### PROBLEM DESCRIPTION
In your copy of the data, keep every word exact and include no pictures.

::::::::

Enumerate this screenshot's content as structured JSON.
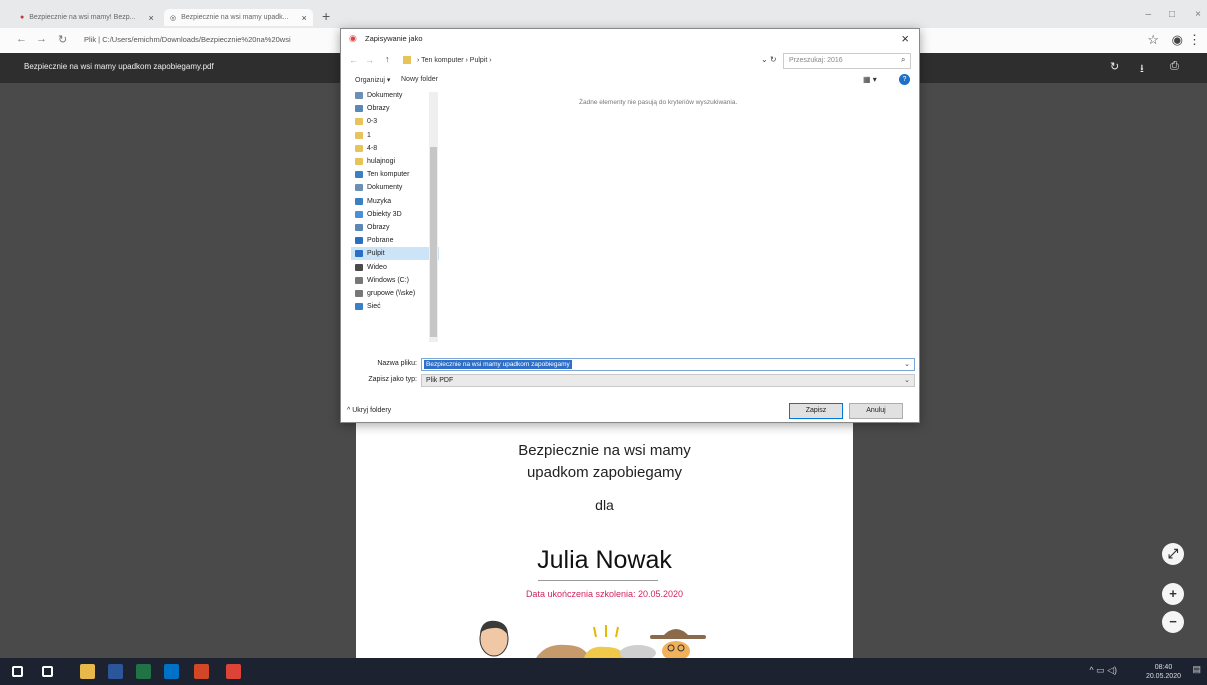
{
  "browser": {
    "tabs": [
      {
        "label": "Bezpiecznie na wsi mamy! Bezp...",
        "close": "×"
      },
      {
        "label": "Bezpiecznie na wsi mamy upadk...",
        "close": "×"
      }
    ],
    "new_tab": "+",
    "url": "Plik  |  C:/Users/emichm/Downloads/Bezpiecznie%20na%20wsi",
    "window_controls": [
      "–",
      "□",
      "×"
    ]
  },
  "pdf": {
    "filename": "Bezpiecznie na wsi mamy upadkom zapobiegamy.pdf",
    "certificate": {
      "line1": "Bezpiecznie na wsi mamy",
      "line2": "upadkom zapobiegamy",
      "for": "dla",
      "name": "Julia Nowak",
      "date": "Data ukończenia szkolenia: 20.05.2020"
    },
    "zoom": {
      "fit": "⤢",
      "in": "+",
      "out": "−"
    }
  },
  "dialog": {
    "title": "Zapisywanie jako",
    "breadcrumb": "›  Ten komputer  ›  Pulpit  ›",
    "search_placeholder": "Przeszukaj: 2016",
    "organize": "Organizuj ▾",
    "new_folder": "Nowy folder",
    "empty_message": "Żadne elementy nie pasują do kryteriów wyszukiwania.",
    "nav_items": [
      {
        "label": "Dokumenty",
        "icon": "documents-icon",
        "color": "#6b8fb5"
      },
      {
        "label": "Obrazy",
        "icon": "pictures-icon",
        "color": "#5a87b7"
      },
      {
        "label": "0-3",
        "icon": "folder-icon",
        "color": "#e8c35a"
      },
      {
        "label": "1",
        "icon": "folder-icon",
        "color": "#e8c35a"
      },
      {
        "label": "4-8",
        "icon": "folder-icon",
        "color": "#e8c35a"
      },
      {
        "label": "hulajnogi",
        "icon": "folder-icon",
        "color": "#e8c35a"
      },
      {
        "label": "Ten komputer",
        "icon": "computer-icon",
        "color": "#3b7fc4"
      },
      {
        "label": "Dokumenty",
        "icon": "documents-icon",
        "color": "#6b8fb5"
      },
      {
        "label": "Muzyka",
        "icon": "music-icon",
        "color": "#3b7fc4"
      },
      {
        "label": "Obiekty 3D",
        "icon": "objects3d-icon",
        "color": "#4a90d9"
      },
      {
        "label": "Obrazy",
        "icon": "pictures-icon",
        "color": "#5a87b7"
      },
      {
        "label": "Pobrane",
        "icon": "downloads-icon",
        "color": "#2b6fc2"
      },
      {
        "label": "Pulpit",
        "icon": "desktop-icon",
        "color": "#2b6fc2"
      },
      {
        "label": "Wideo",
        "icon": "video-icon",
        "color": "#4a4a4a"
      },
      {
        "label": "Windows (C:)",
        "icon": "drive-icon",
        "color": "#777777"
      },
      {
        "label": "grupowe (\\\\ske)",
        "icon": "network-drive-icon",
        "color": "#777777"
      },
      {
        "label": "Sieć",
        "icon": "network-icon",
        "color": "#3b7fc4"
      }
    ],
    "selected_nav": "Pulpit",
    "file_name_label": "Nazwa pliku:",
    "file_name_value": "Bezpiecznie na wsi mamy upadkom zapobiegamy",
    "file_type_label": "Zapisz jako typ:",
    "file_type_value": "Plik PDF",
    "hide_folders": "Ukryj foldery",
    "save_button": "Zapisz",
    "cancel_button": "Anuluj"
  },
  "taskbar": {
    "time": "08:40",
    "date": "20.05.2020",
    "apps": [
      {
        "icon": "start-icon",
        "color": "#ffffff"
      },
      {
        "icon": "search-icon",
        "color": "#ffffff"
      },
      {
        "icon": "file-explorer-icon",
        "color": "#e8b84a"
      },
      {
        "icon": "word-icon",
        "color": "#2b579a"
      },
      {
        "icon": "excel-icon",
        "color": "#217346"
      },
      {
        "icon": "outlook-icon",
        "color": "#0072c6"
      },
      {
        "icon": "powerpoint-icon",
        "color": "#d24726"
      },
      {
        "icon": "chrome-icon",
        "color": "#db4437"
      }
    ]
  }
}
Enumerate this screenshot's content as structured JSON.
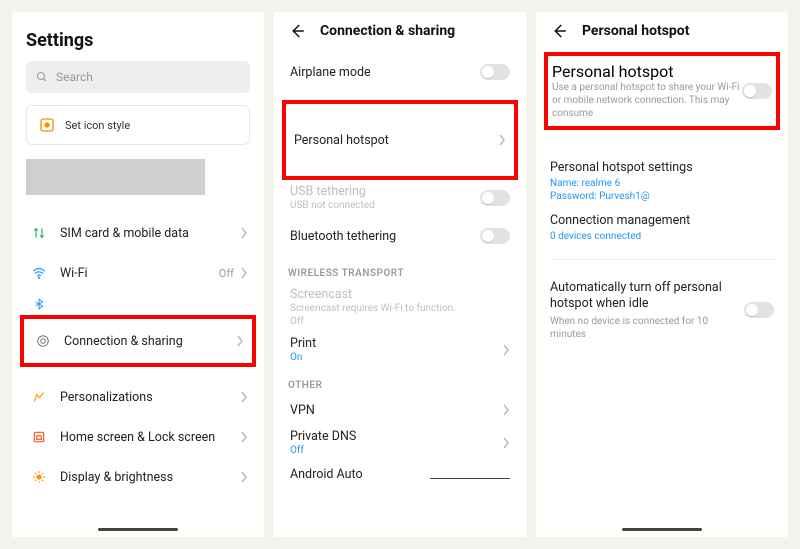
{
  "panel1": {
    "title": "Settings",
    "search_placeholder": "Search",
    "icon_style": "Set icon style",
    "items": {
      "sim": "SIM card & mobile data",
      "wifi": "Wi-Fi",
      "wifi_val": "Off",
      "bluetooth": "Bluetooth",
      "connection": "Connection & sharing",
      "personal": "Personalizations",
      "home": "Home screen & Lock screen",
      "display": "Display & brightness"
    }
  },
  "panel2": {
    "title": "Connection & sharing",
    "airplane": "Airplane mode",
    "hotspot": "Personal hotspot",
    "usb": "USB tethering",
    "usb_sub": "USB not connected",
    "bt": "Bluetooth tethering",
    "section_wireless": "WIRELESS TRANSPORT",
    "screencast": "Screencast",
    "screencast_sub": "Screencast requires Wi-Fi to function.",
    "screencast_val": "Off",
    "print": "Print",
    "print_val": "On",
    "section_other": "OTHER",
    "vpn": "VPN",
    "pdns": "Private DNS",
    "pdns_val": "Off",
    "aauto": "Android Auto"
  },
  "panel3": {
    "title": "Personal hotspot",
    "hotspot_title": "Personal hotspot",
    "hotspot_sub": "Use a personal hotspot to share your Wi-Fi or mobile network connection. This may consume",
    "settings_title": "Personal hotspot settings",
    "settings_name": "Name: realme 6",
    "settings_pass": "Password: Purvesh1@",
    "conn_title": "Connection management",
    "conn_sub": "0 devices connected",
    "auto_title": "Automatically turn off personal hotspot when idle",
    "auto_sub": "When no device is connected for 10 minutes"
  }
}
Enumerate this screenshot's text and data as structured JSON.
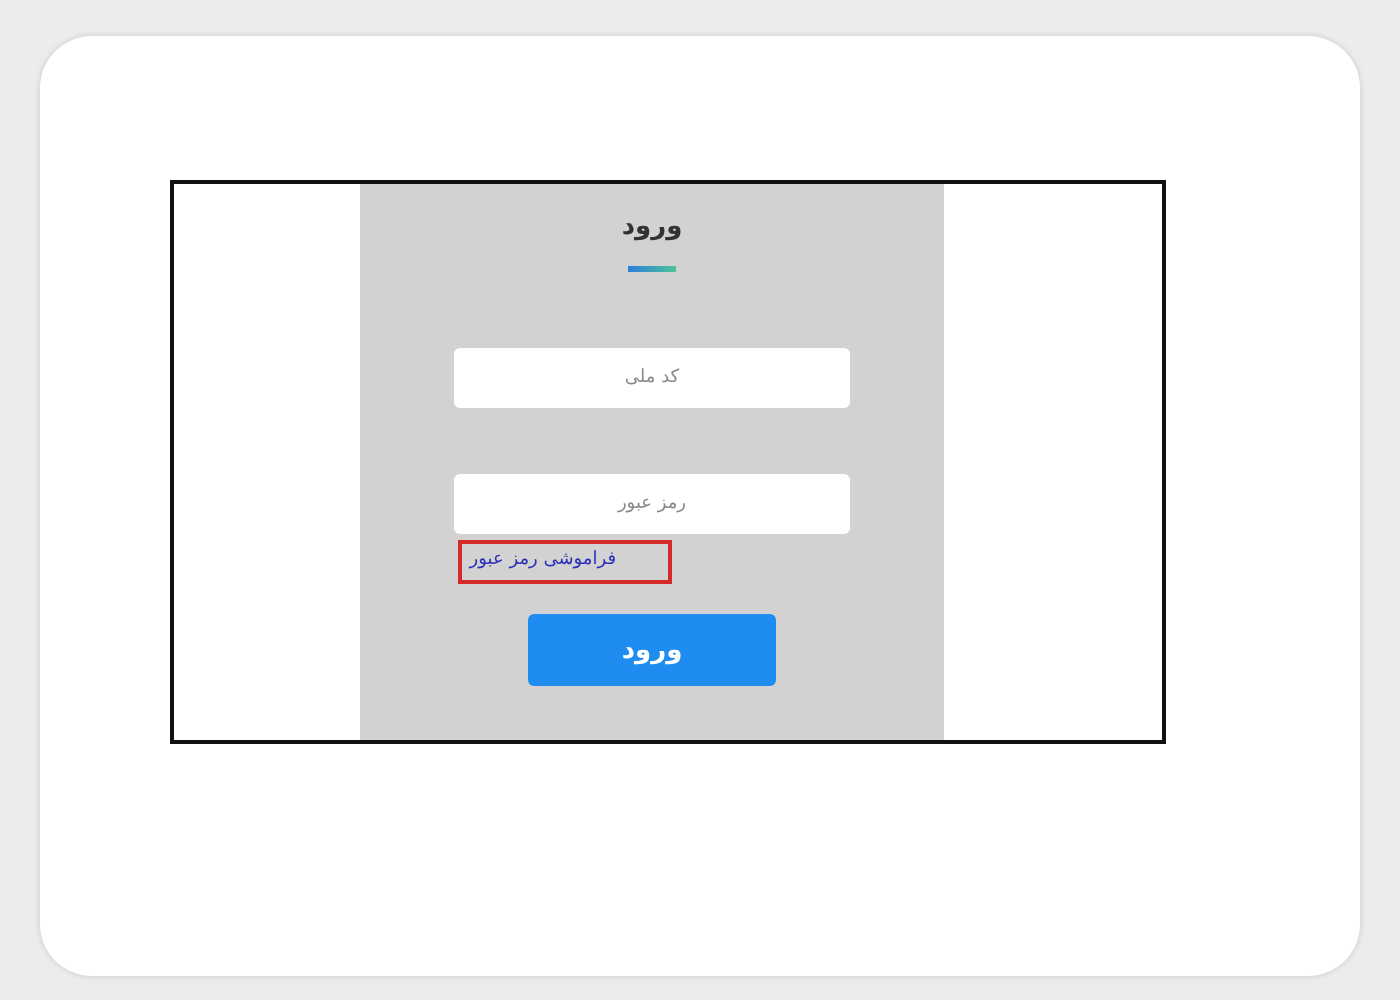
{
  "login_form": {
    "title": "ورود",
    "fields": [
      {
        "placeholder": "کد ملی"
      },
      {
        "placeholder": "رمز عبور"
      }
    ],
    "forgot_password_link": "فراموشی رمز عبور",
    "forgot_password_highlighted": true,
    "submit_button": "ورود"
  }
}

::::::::

### ANSWER TO THIS PROBLEM
Enumerate this screenshot's content as structured JSON.
{
  "browser": {
    "tabs": [
      {
        "label": "Bezpiecznie na wsi mamy! Bezp...",
        "close": "×"
      },
      {
        "label": "Bezpiecznie na wsi mamy upadk...",
        "close": "×"
      }
    ],
    "new_tab": "+",
    "url": "Plik  |  C:/Users/emichm/Downloads/Bezpiecznie%20na%20wsi",
    "window_controls": [
      "–",
      "□",
      "×"
    ]
  },
  "pdf": {
    "filename": "Bezpiecznie na wsi mamy upadkom zapobiegamy.pdf",
    "certificate": {
      "line1": "Bezpiecznie na wsi mamy",
      "line2": "upadkom zapobiegamy",
      "for": "dla",
      "name": "Julia Nowak",
      "date": "Data ukończenia szkolenia: 20.05.2020"
    },
    "zoom": {
      "fit": "⤢",
      "in": "+",
      "out": "−"
    }
  },
  "dialog": {
    "title": "Zapisywanie jako",
    "breadcrumb": "›  Ten komputer  ›  Pulpit  ›",
    "search_placeholder": "Przeszukaj: 2016",
    "organize": "Organizuj ▾",
    "new_folder": "Nowy folder",
    "empty_message": "Żadne elementy nie pasują do kryteriów wyszukiwania.",
    "nav_items": [
      {
        "label": "Dokumenty",
        "icon": "documents-icon",
        "color": "#6b8fb5"
      },
      {
        "label": "Obrazy",
        "icon": "pictures-icon",
        "color": "#5a87b7"
      },
      {
        "label": "0-3",
        "icon": "folder-icon",
        "color": "#e8c35a"
      },
      {
        "label": "1",
        "icon": "folder-icon",
        "color": "#e8c35a"
      },
      {
        "label": "4-8",
        "icon": "folder-icon",
        "color": "#e8c35a"
      },
      {
        "label": "hulajnogi",
        "icon": "folder-icon",
        "color": "#e8c35a"
      },
      {
        "label": "Ten komputer",
        "icon": "computer-icon",
        "color": "#3b7fc4"
      },
      {
        "label": "Dokumenty",
        "icon": "documents-icon",
        "color": "#6b8fb5"
      },
      {
        "label": "Muzyka",
        "icon": "music-icon",
        "color": "#3b7fc4"
      },
      {
        "label": "Obiekty 3D",
        "icon": "objects3d-icon",
        "color": "#4a90d9"
      },
      {
        "label": "Obrazy",
        "icon": "pictures-icon",
        "color": "#5a87b7"
      },
      {
        "label": "Pobrane",
        "icon": "downloads-icon",
        "color": "#2b6fc2"
      },
      {
        "label": "Pulpit",
        "icon": "desktop-icon",
        "color": "#2b6fc2"
      },
      {
        "label": "Wideo",
        "icon": "video-icon",
        "color": "#4a4a4a"
      },
      {
        "label": "Windows (C:)",
        "icon": "drive-icon",
        "color": "#777777"
      },
      {
        "label": "grupowe (\\\\ske)",
        "icon": "network-drive-icon",
        "color": "#777777"
      },
      {
        "label": "Sieć",
        "icon": "network-icon",
        "color": "#3b7fc4"
      }
    ],
    "selected_nav": "Pulpit",
    "file_name_label": "Nazwa pliku:",
    "file_name_value": "Bezpiecznie na wsi mamy upadkom zapobiegamy",
    "file_type_label": "Zapisz jako typ:",
    "file_type_value": "Plik PDF",
    "hide_folders": "Ukryj foldery",
    "save_button": "Zapisz",
    "cancel_button": "Anuluj"
  },
  "taskbar": {
    "time": "08:40",
    "date": "20.05.2020",
    "apps": [
      {
        "icon": "start-icon",
        "color": "#ffffff"
      },
      {
        "icon": "search-icon",
        "color": "#ffffff"
      },
      {
        "icon": "file-explorer-icon",
        "color": "#e8b84a"
      },
      {
        "icon": "word-icon",
        "color": "#2b579a"
      },
      {
        "icon": "excel-icon",
        "color": "#217346"
      },
      {
        "icon": "outlook-icon",
        "color": "#0072c6"
      },
      {
        "icon": "powerpoint-icon",
        "color": "#d24726"
      },
      {
        "icon": "chrome-icon",
        "color": "#db4437"
      }
    ]
  }
}
Enumerate this screenshot's content as structured JSON.
{
  "panel1": {
    "title": "Settings",
    "search_placeholder": "Search",
    "icon_style": "Set icon style",
    "items": {
      "sim": "SIM card & mobile data",
      "wifi": "Wi-Fi",
      "wifi_val": "Off",
      "bluetooth": "Bluetooth",
      "connection": "Connection & sharing",
      "personal": "Personalizations",
      "home": "Home screen & Lock screen",
      "display": "Display & brightness"
    }
  },
  "panel2": {
    "title": "Connection & sharing",
    "airplane": "Airplane mode",
    "hotspot": "Personal hotspot",
    "usb": "USB tethering",
    "usb_sub": "USB not connected",
    "bt": "Bluetooth tethering",
    "section_wireless": "WIRELESS TRANSPORT",
    "screencast": "Screencast",
    "screencast_sub": "Screencast requires Wi-Fi to function.",
    "screencast_val": "Off",
    "print": "Print",
    "print_val": "On",
    "section_other": "OTHER",
    "vpn": "VPN",
    "pdns": "Private DNS",
    "pdns_val": "Off",
    "aauto": "Android Auto"
  },
  "panel3": {
    "title": "Personal hotspot",
    "hotspot_title": "Personal hotspot",
    "hotspot_sub": "Use a personal hotspot to share your Wi-Fi or mobile network connection. This may consume",
    "settings_title": "Personal hotspot settings",
    "settings_name": "Name: realme 6",
    "settings_pass": "Password: Purvesh1@",
    "conn_title": "Connection management",
    "conn_sub": "0 devices connected",
    "auto_title": "Automatically turn off personal hotspot when idle",
    "auto_sub": "When no device is connected for 10 minutes"
  }
}
Enumerate this screenshot's text and data as structured JSON.
{
  "login_form": {
    "title": "ورود",
    "fields": [
      {
        "placeholder": "کد ملی"
      },
      {
        "placeholder": "رمز عبور"
      }
    ],
    "forgot_password_link": "فراموشی رمز عبور",
    "forgot_password_highlighted": true,
    "submit_button": "ورود"
  }
}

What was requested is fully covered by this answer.